___ EXTRACTED DATA ___

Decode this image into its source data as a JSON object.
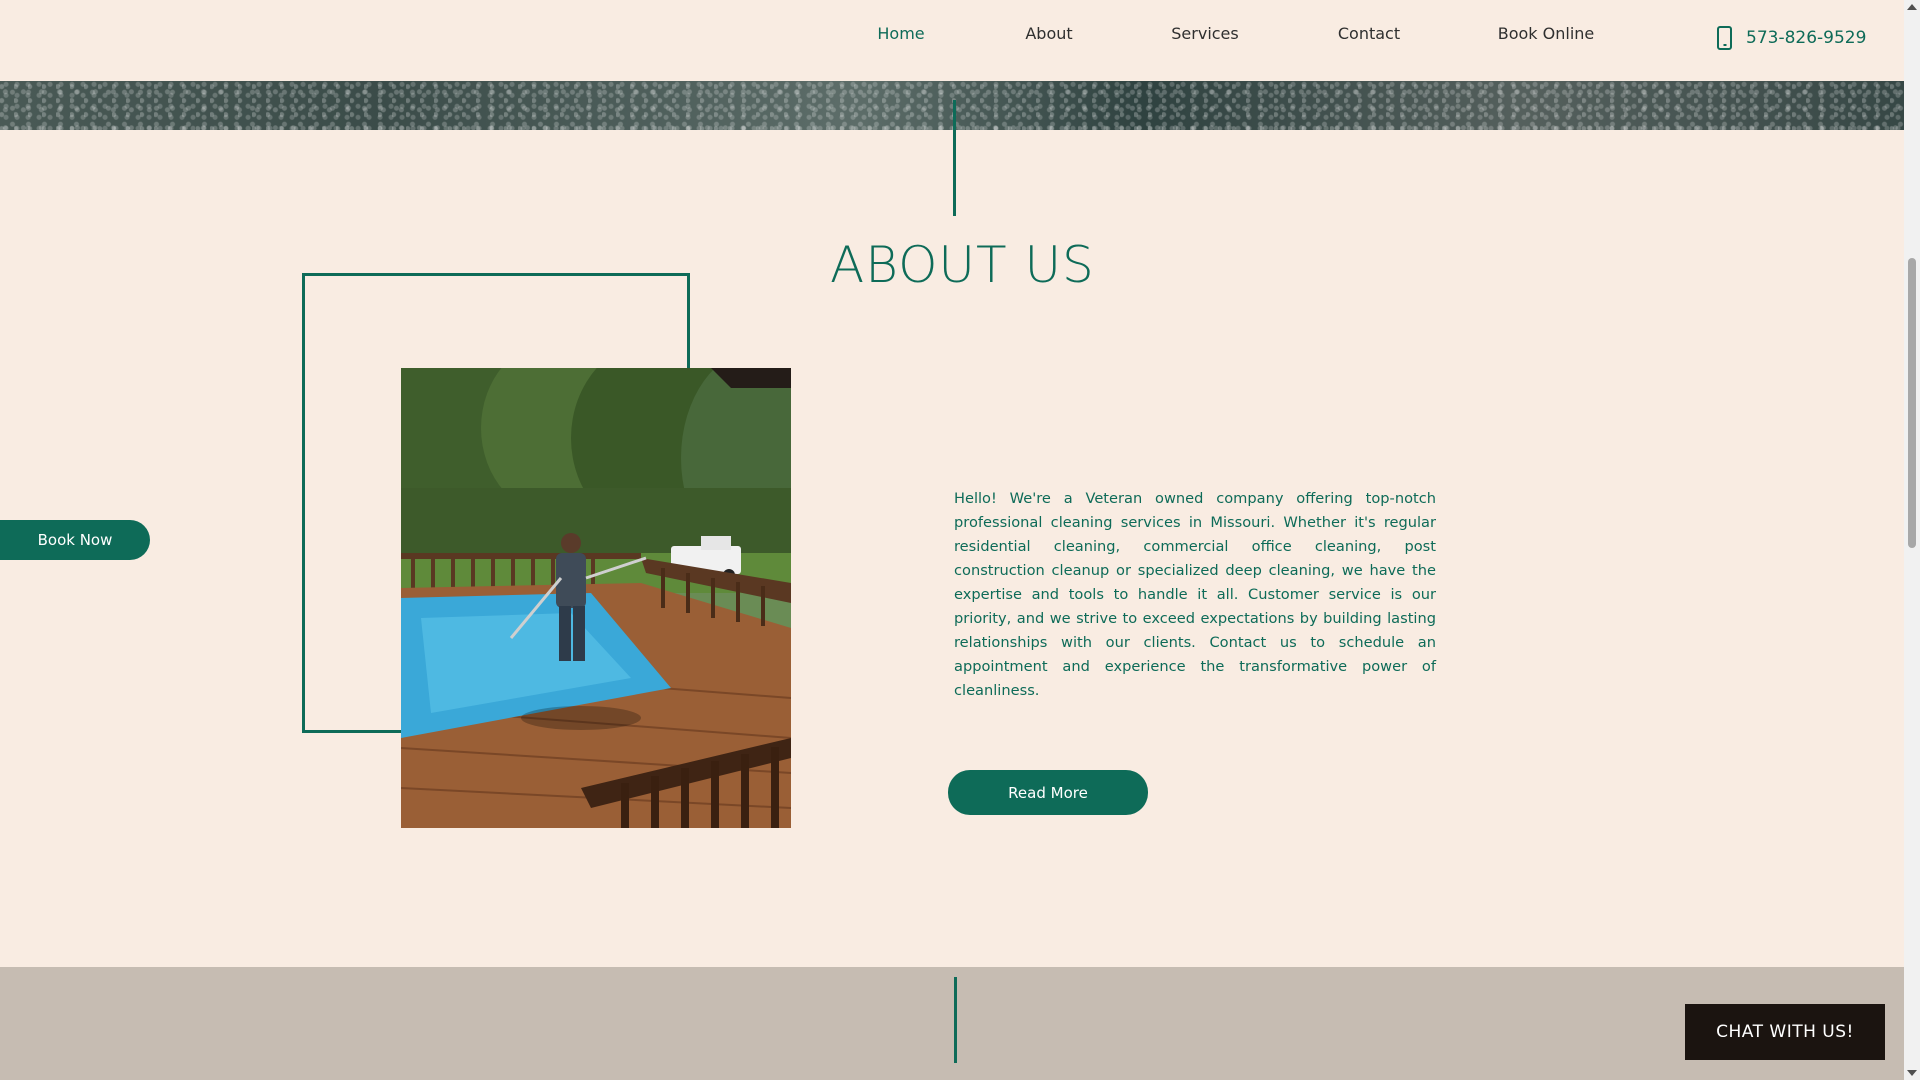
{
  "nav": {
    "items": [
      {
        "label": "Home",
        "active": true
      },
      {
        "label": "About"
      },
      {
        "label": "Services"
      },
      {
        "label": "Contact"
      },
      {
        "label": "Book Online"
      }
    ],
    "phone": "573-826-9529"
  },
  "about": {
    "title": "ABOUT US",
    "body": "Hello! We're a Veteran owned company offering top-notch professional cleaning services in Missouri. Whether it's regular residential cleaning, commercial office cleaning, post construction cleanup or specialized deep cleaning, we have the expertise and tools to handle it all. Customer service is our priority, and we strive to exceed expectations by building lasting relationships with our clients. Contact us to schedule an appointment and experience the transformative power of cleanliness.",
    "read_more_label": "Read More"
  },
  "book_now_label": "Book Now",
  "chat_label": "CHAT WITH US!",
  "colors": {
    "accent": "#0e6b58",
    "background": "#f9ece2",
    "lower_section": "#c6bcb2",
    "chat_bg": "#1b1410"
  }
}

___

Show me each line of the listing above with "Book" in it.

> **ANSWER SPACE**:
        "label": "Book Online"
  "book_now_label": "Book Now",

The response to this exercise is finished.